In both cases, the parameters are fixed so as the resulting dynamics is chaotic.
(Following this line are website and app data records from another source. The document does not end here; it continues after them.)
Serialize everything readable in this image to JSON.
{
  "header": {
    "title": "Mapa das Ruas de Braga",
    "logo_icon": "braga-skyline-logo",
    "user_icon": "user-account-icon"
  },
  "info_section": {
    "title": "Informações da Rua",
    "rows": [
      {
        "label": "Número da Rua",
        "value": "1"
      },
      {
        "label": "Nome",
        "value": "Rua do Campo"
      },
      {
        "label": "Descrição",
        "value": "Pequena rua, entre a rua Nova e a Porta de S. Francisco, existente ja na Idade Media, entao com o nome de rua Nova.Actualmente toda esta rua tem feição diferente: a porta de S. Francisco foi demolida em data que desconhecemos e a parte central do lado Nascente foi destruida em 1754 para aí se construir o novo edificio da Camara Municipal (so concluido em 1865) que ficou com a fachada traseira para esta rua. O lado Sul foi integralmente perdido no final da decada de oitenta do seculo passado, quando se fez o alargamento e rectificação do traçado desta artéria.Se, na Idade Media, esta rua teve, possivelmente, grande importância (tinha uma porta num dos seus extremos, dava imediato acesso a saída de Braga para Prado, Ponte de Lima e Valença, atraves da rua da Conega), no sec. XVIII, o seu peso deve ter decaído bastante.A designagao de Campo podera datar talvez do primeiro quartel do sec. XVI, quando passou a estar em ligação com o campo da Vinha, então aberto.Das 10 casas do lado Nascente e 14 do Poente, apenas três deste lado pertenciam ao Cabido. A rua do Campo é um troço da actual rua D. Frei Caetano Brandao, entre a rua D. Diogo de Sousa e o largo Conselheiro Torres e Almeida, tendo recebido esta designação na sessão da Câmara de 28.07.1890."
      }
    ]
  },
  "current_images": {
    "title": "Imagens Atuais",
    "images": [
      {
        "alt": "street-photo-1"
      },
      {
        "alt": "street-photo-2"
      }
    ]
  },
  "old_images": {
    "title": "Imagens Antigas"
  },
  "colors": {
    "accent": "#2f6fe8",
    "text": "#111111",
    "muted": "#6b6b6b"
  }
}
Namely, for the Rössler oscillator we selected a = b = 0.2, c = 9, and for the Lorenz system σ = 10, ρ = 28, and β = 8/3.

Furthermore, as a real-world example, we have considered the HR model for the neuron, whose isolated dynamics is described by the set of equations

$$\dot{x} = \, y+3{x}^{2}-{x}^{3}-z+I,\\ \dot{y} = \, 1-5{x}^{2}-y,\\ \dot{z} = \, -rz+rs(x+1.6),$$

Here we fixed r = 0.006, s = 4, I = 3.2, so that the resulting dynamics is chaotic64.

In all cases, the state of the system is monitored by the average synchronization error defined as

$$E={\left\langle {\left(\frac{1}{N(N-1)}\mathop{\sum }\limits_{i,j = 1}^{N}\parallel {{\bf{x}}}_{j}-{{\bf{x}}}_{i}{\parallel }^{2}\right)}^{\frac{1}{2}}\right\rangle }_{T},$$

where T is a sufficiently large window of time where the synchronization error is averaged, after discarding the transient.

Numerical integrations of the simplicial complexes of chaotic units are performed by means of an Euler algorithm, with integration step δt = 10−4, in a windows of time equal to 2T with T = 500.

For the calculation of the maximum Lyapunov exponent of the transverse modes in Eq. (3) we used the algorithm reported in ref. 79 (pp. 116–117) with the following parameters: integration step size δt = 10−3, number of iterations per cycle I = 10000, number of cycles C = 5.

For the calculation of the MSF (15) we made use of the algorithm for the computation of the entire spectrum of Lyapunov exponents in ref. 80 (with parameters: integration step size of the Euler algorithm δt = 10−5, length of the simulation L = 2500, windows of averaging T = 0.9L).